Fall, 2009
 
The article, “Three-dimensional Versus Two-dimensional Transesophageal Echocardiography in Mitral Valve Repair”, presents a study that occurred between the years of 2002 and 2004.  This study included 81 surgical candidates for mitral valve repair or replacement.  The patients involved with the study were patients under the age of 80, patients that did not require emergency surgery, patients without active endocarditis, and patients without disease that would affect the prognosis (Azpitarte et al.2007 p.5).   In order to set a constant standard for all 81 patients, surgical protocols were developed for both two-dimensional and three-dimensional imaging. 
 
One of the most important issues with surgical candidates is “accurate knowledge of the morphology and function of the affected mitral valve” (Azpitarte et al.2007 p.4).   Two-dimensional Transesophageal l Echocardiograms (TEE’s) are usually used prior to surgery to evaluate the affected mitral valve.  In this study both two-dimensional and three-dimensional images were acquired in order to compare the accuracy and value of both.  One goal of the study was to prove or disprove the benefits of Three-dimensional TEE’s assessment of the mitral valve.  
 
Research showed that both 2 dimensional and 3 dimensional had advantage and disadvantages.  One disadvantage of the three-dimensional TEE’s is the increase of time it takes to acquire and reconstruct the images.  Also, both probes varied in accuracy when dealing with different segments of the anterior and posterior leaflets.  Both were most accurate  when evaluating the P2 segment and less accurate with the P3 segment of the posterior mitral valve leaflet.  Three-dimensional was more accurate than two-dimensional when assessing the A1 segment of the anterior mitral valve leaflet.   “In most cases, the inaccuracies of the three-dimensional images were caused by technical problems” (Azpitarte et al.2007 p.11).
In conclusion, the research data indicated that three-dimensional echocardiography is and can be beneficial when evaluating the mitral valve.
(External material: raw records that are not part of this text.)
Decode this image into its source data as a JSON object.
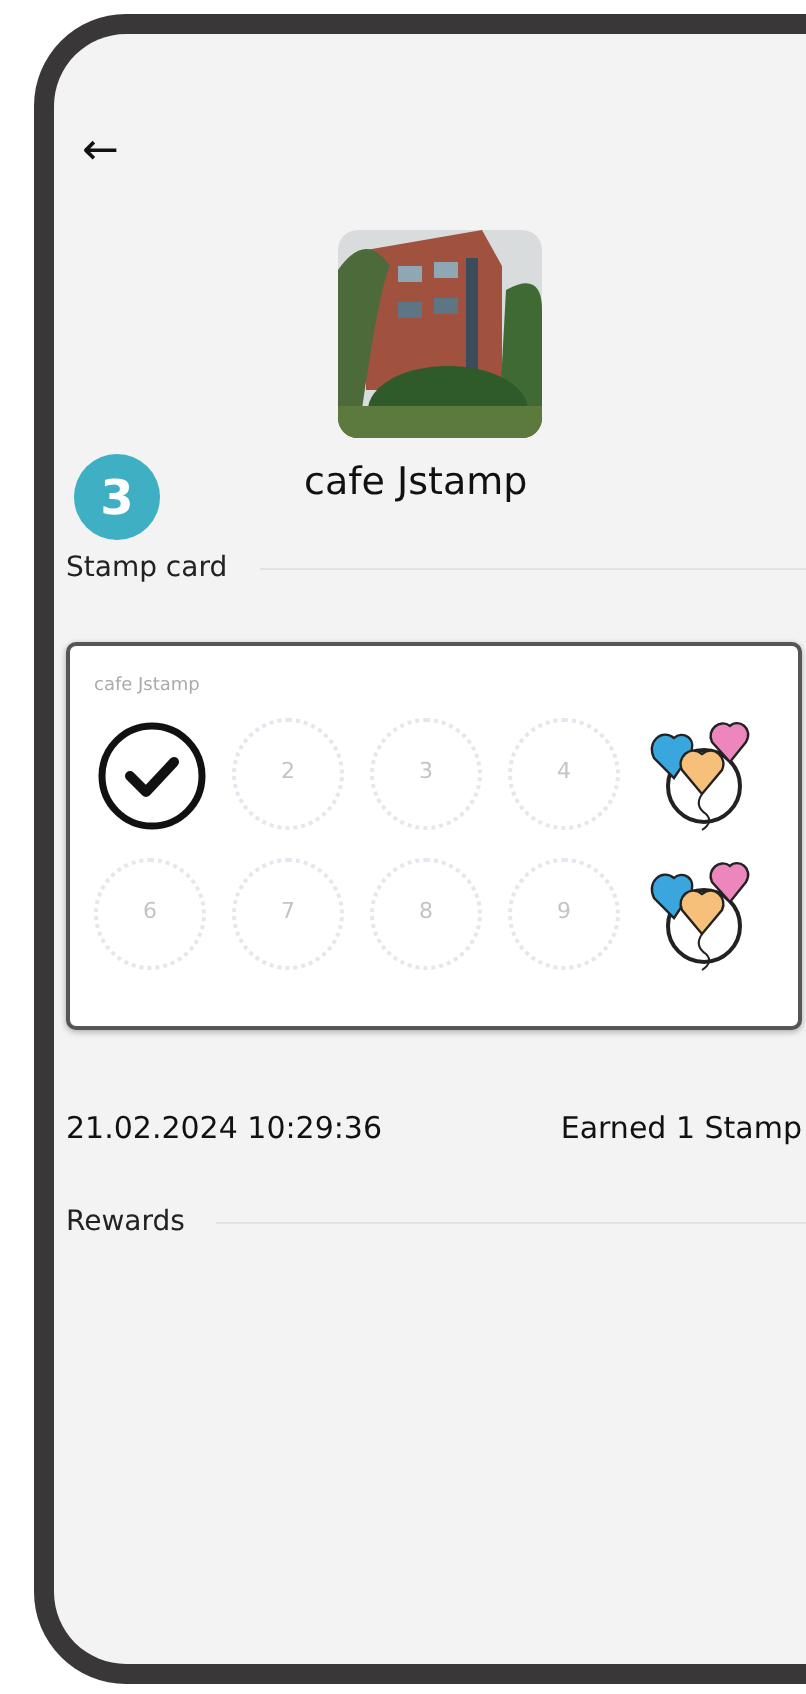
{
  "header": {
    "back": "←"
  },
  "store": {
    "kind": "picture",
    "name": "cafe Jstamp"
  },
  "step_badge": "3",
  "stamp_section": {
    "title": "Stamp card"
  },
  "card": {
    "title": "cafe Jstamp",
    "slots": [
      {
        "kind": "stamped"
      },
      {
        "kind": "empty",
        "number": "2"
      },
      {
        "kind": "empty",
        "number": "3"
      },
      {
        "kind": "empty",
        "number": "4"
      },
      {
        "kind": "reward"
      },
      {
        "kind": "empty",
        "number": "6"
      },
      {
        "kind": "empty",
        "number": "7"
      },
      {
        "kind": "empty",
        "number": "8"
      },
      {
        "kind": "empty",
        "number": "9"
      },
      {
        "kind": "reward"
      }
    ]
  },
  "history": [
    {
      "time": "21.02.2024 10:29:36",
      "event": "Earned 1 Stamp"
    }
  ],
  "rewards_section": {
    "title": "Rewards"
  }
}
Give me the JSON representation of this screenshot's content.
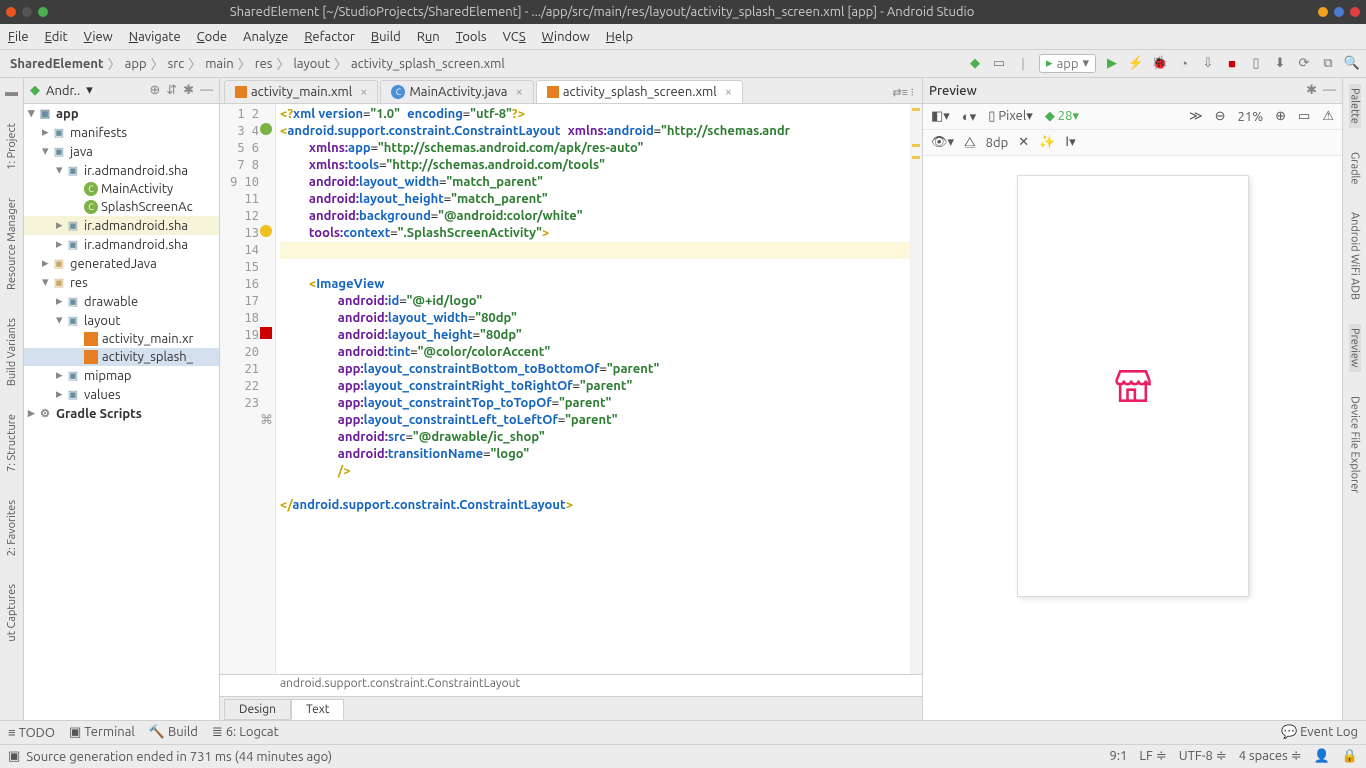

One major benefit found in the study was the ease of interpretation of the three-dimensional images, even to an inexperienced observer.  In the future protocols may include three-dimensional to be used in addition to two-dimensional imaging. Various other studies are being done throughout the medical field on this same topic which will provide more data and support for whether three-dimensional or two-dimensional is more beneficial in mitral valve repair.  Until then two-dimensional will still be the standard used in most surgical cases.

References
Azpitarte ,J., García-Fernándezd ,M.A., García-Orta ,R., Lara ,J.,  Moreno, E., & Moreno T., et al. (2007).Three-dimensional Versus Two-dimensional Transesophageal Echocardiography in Mitral Valve Repair.  Journal of the American Society of Echocardiography, 20(1), 4-12.